Boundaries and How to Use Them
Hello again. Today, I'd like to continue talking with you about the natural instincts of horses and how you can use them to improve your relationship with your horse. A foal is born polite and from his herd instincts, knows how to stay safe, moving away from anything that is coming toward him and following anything that is leaving him. As he matures and starts to pay attention to the herd, he gets curious and begins to interact. He makes friends through his interactions, movements and self-expressions. As he matures he loses his natural politeness and either is able to direct his friends or be directed. The more he can communicate politely the more horses will respond positively to his communications.
As time passes, the foal generally will test other horses and experiment with rude behavior to see if he can get away with it, just like children do. The herd will set him straight by using a bigger or more aggressive physical display. When he returns to being polite after receiving an attitude adjustment, he returns each time a little wiser and more interested in developing a relationship rather than wanting to have his way with other horses. He learns the code of herd behavior. He must consider the other horses' individual feelings and personal space.

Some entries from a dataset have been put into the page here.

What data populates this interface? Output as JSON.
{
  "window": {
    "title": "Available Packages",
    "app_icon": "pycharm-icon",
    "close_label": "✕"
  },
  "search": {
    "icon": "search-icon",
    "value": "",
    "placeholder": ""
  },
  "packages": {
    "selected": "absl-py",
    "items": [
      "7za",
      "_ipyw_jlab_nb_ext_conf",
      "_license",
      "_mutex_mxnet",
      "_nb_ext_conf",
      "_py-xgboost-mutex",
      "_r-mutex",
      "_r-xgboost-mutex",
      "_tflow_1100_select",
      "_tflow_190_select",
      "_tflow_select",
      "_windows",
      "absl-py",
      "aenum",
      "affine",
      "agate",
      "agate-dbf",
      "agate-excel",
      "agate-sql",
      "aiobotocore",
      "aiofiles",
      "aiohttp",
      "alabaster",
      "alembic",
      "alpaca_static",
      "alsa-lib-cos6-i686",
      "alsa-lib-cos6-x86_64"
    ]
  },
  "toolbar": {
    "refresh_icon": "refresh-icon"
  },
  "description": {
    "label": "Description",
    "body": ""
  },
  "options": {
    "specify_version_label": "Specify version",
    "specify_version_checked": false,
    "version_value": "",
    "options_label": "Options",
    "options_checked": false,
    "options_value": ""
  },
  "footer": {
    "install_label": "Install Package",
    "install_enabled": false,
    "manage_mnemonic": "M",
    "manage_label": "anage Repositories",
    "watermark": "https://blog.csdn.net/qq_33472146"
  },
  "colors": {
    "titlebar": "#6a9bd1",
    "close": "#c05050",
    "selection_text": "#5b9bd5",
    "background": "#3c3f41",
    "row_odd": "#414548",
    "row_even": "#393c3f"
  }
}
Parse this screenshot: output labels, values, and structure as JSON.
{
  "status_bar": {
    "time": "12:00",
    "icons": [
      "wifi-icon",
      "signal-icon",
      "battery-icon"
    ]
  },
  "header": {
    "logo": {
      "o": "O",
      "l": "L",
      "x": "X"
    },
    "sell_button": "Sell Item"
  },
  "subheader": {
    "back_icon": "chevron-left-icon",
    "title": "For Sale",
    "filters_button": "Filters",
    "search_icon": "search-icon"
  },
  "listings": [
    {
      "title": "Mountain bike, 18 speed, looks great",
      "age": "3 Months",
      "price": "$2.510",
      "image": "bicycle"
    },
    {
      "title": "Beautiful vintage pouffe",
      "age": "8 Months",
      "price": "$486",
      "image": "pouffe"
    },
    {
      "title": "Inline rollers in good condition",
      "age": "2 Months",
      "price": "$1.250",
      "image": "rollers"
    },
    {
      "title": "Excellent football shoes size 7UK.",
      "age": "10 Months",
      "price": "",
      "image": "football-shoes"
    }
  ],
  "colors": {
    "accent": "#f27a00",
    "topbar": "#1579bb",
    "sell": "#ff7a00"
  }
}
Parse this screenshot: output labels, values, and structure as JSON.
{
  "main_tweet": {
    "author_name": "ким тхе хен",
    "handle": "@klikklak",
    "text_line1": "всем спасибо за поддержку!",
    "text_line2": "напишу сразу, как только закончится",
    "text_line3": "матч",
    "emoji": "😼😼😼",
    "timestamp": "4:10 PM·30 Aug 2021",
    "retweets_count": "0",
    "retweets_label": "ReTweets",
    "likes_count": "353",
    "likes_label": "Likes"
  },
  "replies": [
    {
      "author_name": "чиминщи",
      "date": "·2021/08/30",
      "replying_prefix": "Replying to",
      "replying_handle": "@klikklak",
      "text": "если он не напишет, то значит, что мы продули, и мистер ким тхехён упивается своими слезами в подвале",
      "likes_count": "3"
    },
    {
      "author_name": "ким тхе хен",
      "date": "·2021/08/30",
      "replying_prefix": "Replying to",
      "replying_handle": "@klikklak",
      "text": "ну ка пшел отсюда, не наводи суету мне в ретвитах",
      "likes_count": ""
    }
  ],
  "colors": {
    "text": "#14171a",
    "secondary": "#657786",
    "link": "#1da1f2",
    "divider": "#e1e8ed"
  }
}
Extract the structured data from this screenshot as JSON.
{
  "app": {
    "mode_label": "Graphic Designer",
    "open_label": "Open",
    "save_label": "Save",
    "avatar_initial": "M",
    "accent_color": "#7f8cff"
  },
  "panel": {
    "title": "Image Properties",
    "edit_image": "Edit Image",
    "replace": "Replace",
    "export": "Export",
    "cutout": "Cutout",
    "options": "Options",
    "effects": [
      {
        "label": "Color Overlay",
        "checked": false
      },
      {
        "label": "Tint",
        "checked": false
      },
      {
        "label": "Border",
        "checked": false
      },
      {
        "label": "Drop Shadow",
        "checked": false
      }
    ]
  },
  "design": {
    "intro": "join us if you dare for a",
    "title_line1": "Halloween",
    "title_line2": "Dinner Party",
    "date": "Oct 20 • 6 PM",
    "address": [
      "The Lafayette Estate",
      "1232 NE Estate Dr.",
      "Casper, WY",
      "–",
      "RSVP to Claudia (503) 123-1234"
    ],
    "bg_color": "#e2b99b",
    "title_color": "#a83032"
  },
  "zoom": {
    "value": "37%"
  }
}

Whether the horse is in the wild or domestic, horses need these interactions for personal well-being and for brain development. A horse's brain needs challenges and nurturing throughout the day to keep his spirit alive. Horses need the herd interactions provided by us through the Waterhole Rituals in the domestic setting that we provide on a daily basis to develop a well-adjusted personality and good character while in our care. With a good character, life is always more enjoyable.
Looking at the stages of learning a foal experiences within a natural herd, the first stage of social development begins with his mother. He learns two lessons from this mother so he is armed with some information that will serve him when he begins to find his place in the herd. His mother teaches him when he can nurse and when he should not. She also teaches him that it is his job to keep up with her. These lessons are easy to learn because of the instincts he is born with. His mother increases these instincts throughout their relationship. As the foal matures, he starts to develop an ego and begins to become brave and try new things. He will become rude with his mother first and his mother will allow the rude behavior until he is so rude that his behavior begins to turn anti social.
The reason for this is so the he can protect himself in herd interactions by her letting him develop his moxie. This is when his mother, if she is a good one, will not take her foal's abuse and will start educating him on his behavior toward her. She will teach him the boundaries he needs to respect through body language at first. If that does not work, a good squeal followed by a possible kick may be required to produce the desired change in the foal’s behavior. There is no clear rule on where the boundaries lie for the foal and this causes him to think before he acts to figure out what he can’t do or get away with. These boundaries are flexible for a reason.
He learns to check in at every horse interaction to see what the new boundaries are. This is what causes polite behavior and makes a foal more cautious. This also protects him from predators. Sometimes there are no boundaries and the foal learns that too. Sometimes the boundaries are created because of his anti social behavior so the personal boundaries of another horse will be large, to teach him a lesson. Sometimes these large boundaries show up from another horse having nothing to do with his behavior and he learns that lesson too.
The reason for this is the foal learns that sometimes no matter how sweet he is being, the boundaries may be great and have nothing to do with him. This is a very important lesson for the foal. This way the foal does not learn how to manipulate another horse to do something it does not want to do just because the foal is being sweet and adoring. This I see happening with many humans who have a deep bond with their horses and it should be addressed for the well-being of both the horse and the human. It is very important that the foal can’t work the system to the disadvantage of another horse or human. Horses learn that the bond must always be a two-way deal, in the moment. Not what is expected, but what is in the moment is all that you have.
Think about what I have shared with you. It should shed some light on how to choose your boundaries with your horse and may explain his behavior toward you when he becomes optimistic and willing, when he swings the other way and when he starts to listen and wants to follow your lead over his own. It might come from more leniency or less. It is so important to understand how to use boundary adjustments both in subtle and bigger ways to develop a dancing partnership where the conditional bond is replaced by a more consistent connection in friendship, respect, and trust. You just cannot avoid the dance. From sharing a deep heart connection, between the nurturing and the shaping of character and well-being, comes the magic.